### WORK INSTRUCTIONS
Read the entries below and pull out each line with the string "JSON".

○ ○ ○ ○ ○ ○ ○

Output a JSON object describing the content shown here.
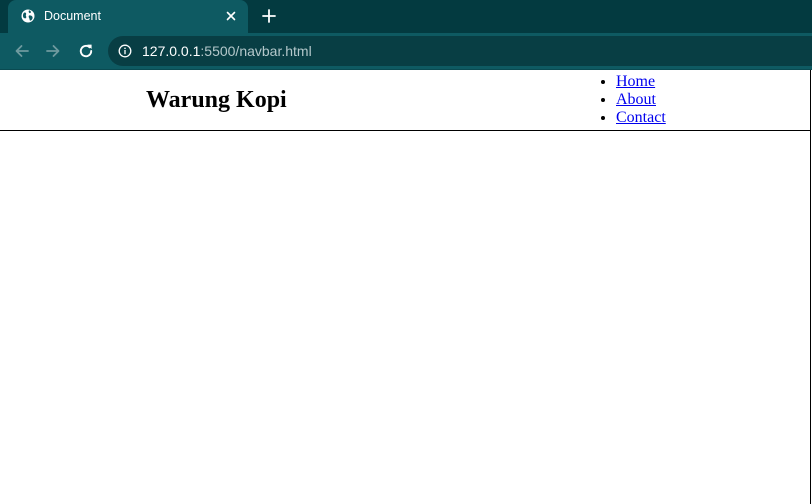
{
  "browser": {
    "tab": {
      "title": "Document"
    },
    "address_bar": {
      "host": "127.0.0.1",
      "rest": ":5500/navbar.html"
    },
    "colors": {
      "tabstrip": "#033a40",
      "toolbar": "#0e5a62",
      "omnibox": "#083e44"
    },
    "icons": [
      "globe-icon",
      "close-icon",
      "plus-icon",
      "back-arrow-icon",
      "forward-arrow-icon",
      "reload-icon",
      "info-icon"
    ]
  },
  "page": {
    "brand": "Warung Kopi",
    "nav_items": [
      {
        "label": "Home"
      },
      {
        "label": "About"
      },
      {
        "label": "Contact"
      }
    ],
    "link_color": "#0000ee"
  }
}
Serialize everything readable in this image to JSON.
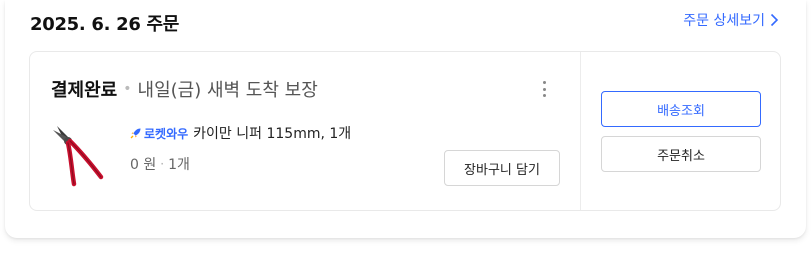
{
  "order": {
    "date": "2025. 6. 26 주문",
    "detail_link_label": "주문 상세보기"
  },
  "status": {
    "main": "결제완료",
    "separator": "•",
    "sub": "내일(금) 새벽 도착 보장"
  },
  "product": {
    "badge_label": "로켓와우",
    "name": "카이만 니퍼 115mm, 1개",
    "price": "0 원",
    "separator": "·",
    "quantity": "1개",
    "icon": "pliers-product-image"
  },
  "buttons": {
    "add_to_cart": "장바구니 담기",
    "track_delivery": "배송조회",
    "cancel_order": "주문취소"
  },
  "colors": {
    "accent": "#346aff",
    "product_handle": "#c8102e"
  }
}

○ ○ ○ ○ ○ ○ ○

### RESPONSE FOR THIS EXERCISE
Output a JSON object describing the content shown here.
Serialize everything readable in this image to JSON.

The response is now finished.